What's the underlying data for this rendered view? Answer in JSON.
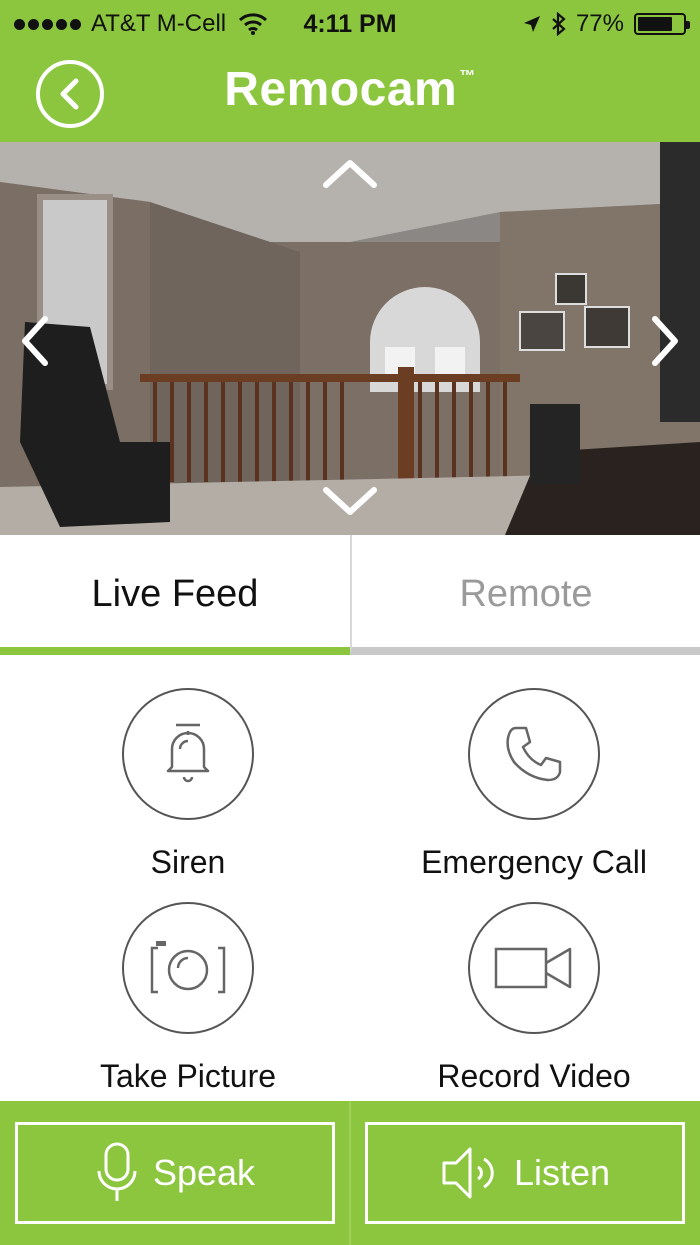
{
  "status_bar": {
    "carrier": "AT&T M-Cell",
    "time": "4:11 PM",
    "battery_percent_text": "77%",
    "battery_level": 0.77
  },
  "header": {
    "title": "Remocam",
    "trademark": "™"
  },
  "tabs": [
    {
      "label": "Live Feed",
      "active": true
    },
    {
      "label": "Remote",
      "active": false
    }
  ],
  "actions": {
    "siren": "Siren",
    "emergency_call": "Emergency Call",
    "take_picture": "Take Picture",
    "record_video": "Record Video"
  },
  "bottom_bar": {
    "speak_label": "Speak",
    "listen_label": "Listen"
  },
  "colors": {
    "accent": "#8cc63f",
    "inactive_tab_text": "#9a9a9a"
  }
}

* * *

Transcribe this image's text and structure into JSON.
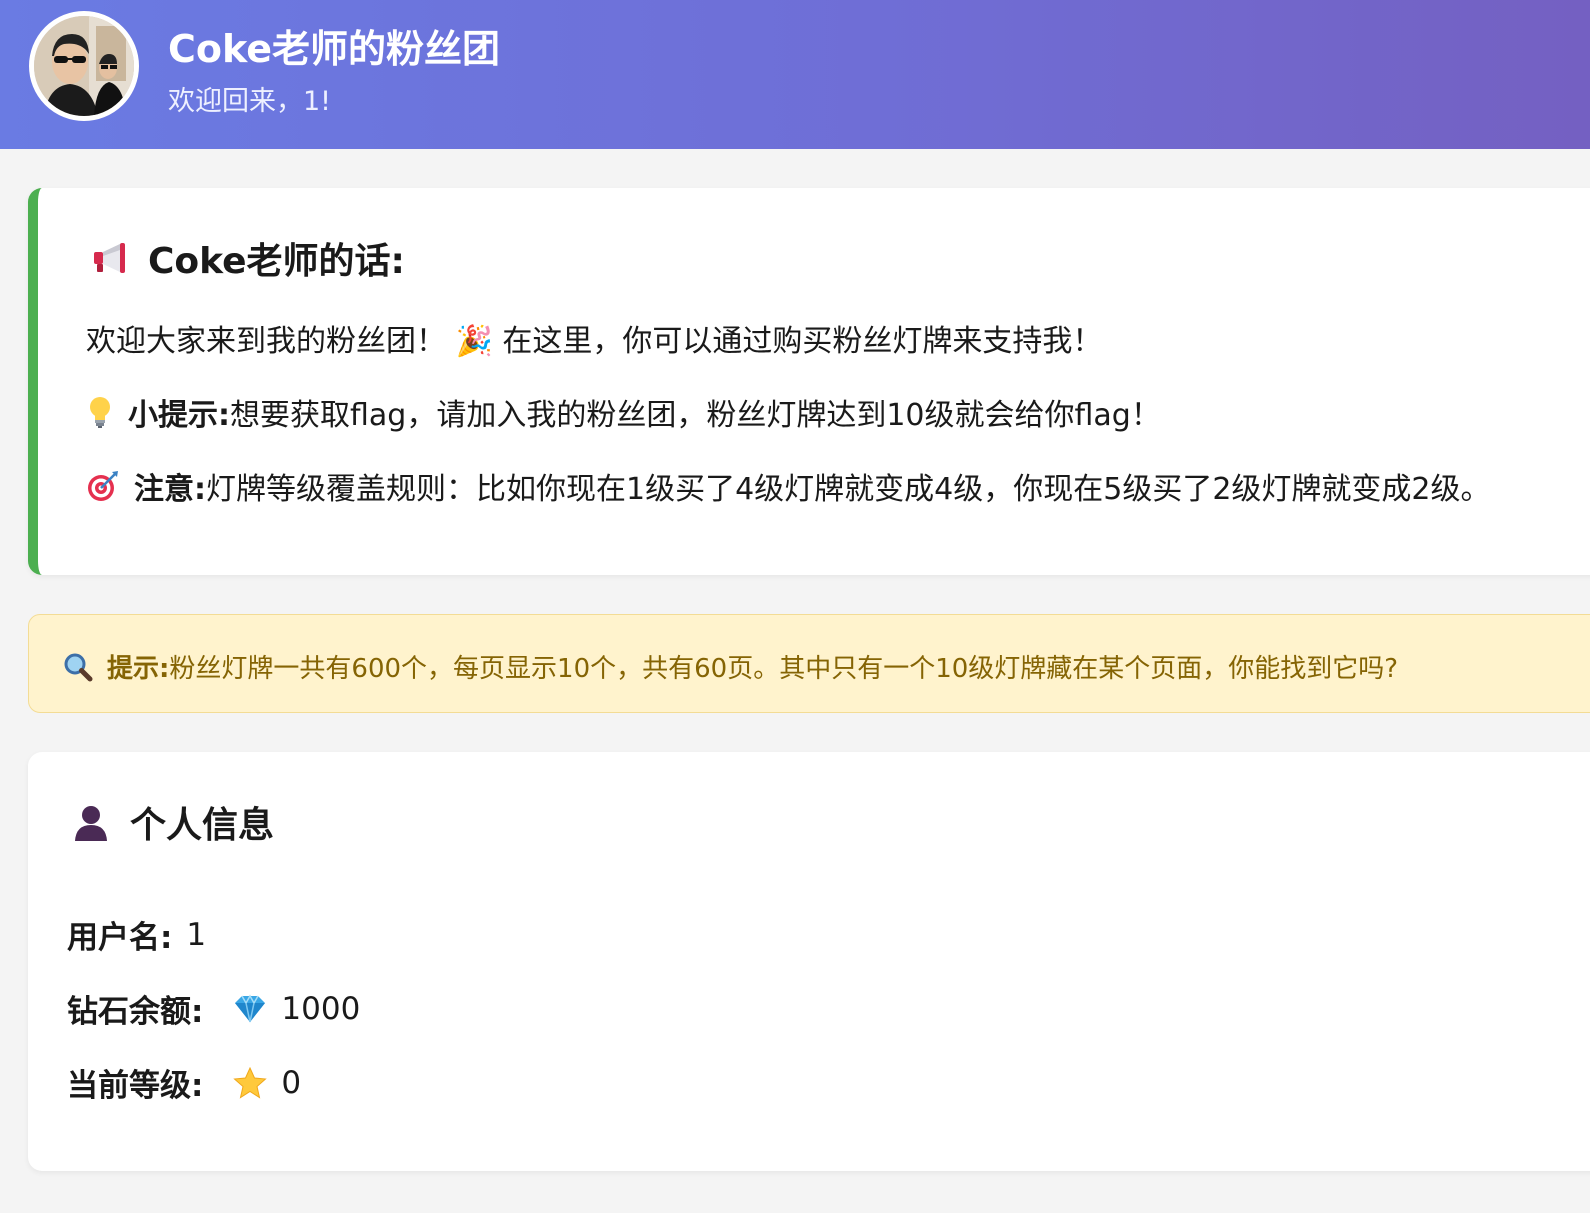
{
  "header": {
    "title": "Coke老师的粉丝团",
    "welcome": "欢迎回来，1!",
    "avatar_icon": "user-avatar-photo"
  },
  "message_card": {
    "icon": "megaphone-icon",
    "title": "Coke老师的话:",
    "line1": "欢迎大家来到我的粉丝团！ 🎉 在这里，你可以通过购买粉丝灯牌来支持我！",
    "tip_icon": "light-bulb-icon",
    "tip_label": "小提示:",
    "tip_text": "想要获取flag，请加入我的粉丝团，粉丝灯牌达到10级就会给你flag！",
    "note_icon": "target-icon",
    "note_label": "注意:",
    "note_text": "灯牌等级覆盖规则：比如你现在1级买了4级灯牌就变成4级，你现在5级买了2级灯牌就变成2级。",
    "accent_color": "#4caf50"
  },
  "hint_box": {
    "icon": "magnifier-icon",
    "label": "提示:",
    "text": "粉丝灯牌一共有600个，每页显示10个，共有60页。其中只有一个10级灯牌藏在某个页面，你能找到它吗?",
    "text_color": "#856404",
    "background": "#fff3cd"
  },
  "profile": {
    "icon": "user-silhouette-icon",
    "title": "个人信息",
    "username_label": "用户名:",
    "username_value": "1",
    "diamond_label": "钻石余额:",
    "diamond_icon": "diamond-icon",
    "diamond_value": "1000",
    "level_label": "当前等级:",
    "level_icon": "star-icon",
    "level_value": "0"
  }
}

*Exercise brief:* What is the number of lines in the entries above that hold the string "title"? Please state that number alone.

*Result below:* 4